You should use a contractor who has done multiple 203k projects. The contractor is responsible for working up a detailed bid that is accurate down to the penny, all before the work starts. Changes in bids during the loan process can lead to re-underwrites, loan amount changes, and appraisal change fees.
The contractor will also have to request draws to get paid as milestones are completed.
Rather than training a contractor how to do a 203k, find one that already knows. Ask around local real estate investment groups on Facebook and BiggerPockets. You can also search the 203k Contractor portal.
- How To Get A 203k On A Multifamily Home
- Buy a Duplex, Triplex, or Fourplex with FHA

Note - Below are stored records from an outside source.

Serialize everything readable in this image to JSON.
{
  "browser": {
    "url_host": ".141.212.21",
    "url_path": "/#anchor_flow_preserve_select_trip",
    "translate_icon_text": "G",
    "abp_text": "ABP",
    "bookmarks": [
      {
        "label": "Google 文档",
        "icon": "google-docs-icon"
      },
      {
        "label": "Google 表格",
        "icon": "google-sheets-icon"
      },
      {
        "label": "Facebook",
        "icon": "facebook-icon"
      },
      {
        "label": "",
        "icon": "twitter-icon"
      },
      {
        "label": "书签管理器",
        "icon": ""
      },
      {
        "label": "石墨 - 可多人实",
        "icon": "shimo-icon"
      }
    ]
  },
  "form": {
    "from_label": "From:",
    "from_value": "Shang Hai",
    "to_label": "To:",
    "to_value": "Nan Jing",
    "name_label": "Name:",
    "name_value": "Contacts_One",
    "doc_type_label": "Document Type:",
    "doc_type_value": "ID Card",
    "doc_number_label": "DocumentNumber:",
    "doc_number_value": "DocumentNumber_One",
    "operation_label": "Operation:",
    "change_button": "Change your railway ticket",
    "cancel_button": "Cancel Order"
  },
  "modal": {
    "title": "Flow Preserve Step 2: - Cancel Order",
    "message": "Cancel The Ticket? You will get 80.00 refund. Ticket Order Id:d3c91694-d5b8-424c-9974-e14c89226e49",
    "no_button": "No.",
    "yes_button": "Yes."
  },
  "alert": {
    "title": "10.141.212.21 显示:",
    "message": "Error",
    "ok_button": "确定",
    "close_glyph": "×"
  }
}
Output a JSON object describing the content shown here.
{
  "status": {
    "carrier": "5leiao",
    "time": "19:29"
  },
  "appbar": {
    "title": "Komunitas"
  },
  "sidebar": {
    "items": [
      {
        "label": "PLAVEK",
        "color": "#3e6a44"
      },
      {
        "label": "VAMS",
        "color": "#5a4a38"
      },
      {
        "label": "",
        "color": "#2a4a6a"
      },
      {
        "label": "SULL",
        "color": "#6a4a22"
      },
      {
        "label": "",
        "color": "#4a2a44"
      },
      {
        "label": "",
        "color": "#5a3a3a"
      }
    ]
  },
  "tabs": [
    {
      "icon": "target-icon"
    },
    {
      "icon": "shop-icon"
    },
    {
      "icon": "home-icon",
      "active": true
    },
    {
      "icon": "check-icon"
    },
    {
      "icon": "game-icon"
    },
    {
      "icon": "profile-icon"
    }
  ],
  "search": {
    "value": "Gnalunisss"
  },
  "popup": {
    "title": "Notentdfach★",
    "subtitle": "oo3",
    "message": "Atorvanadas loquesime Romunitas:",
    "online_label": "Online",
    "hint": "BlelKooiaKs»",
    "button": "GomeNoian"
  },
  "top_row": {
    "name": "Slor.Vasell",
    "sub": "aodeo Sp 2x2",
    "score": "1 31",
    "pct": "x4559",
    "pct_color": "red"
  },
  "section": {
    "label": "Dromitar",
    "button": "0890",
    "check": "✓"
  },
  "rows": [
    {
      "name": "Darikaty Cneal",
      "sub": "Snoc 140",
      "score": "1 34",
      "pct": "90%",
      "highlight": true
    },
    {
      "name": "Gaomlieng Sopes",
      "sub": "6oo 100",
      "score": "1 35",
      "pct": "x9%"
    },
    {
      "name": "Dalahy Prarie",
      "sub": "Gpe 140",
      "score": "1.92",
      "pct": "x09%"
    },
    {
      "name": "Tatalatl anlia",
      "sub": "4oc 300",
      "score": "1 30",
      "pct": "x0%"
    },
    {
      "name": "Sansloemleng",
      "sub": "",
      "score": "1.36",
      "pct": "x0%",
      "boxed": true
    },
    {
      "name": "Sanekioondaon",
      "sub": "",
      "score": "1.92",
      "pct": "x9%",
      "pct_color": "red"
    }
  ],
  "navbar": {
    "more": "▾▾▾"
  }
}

- Multifamily vs Single Family Calculator
- Qualifying With Future Rental Income
Yes. Make sure total costs will be less than 110% of the future value, that it will pass the self-sufficiency test, and that local zoning allows multiple units.
Yes, as long as 51% of the property is for residential use. You may not use 203k funds to improve non-residential space.
Join local real estate groups and search forums. Choose a lender that does these loans often, since there are lots of moving parts to these loans. HUD also maintains a searchable list of 203k lenders.
It can be challenging because there are many parts to manage. From the loan requirements to finding a contractor to getting permits, it is a complex process. However, finding an experienced lender, architect, and contractor can help the process go smoothly.
A seller who wants to sell the home will accept an offer with 203k financing. The repairs happen after closing, so the seller does not have to wait until construction is complete to get their sale proceeds. However, closing the loan could take 60 days or more instead of the typical 30 days for a standard FHA loan. The seller may not accept the offer if they have conventional or cash offers in hand.
The loan can be up to 96.5% of the purchase price plus renovation costs. However, you must be able to qualify for the loan and it must be within local multifamily loan limits. The total cost of the home plus improvements can’t exceed 110% of the future value.
Yes. Just like a standard FHA loan, you can get gift funds from relatives or documented close friends for the down payment and closing costs.
See if you’re eligible to convert a single-family to a multifamily
If your goal is to pick up a looked-over single-family home and convert it to a multifamily property, 203k could be your loan of choice.
Run your scenario by an experienced lender and get a pre-approval. You’ll get started on your project sooner than you thought possible.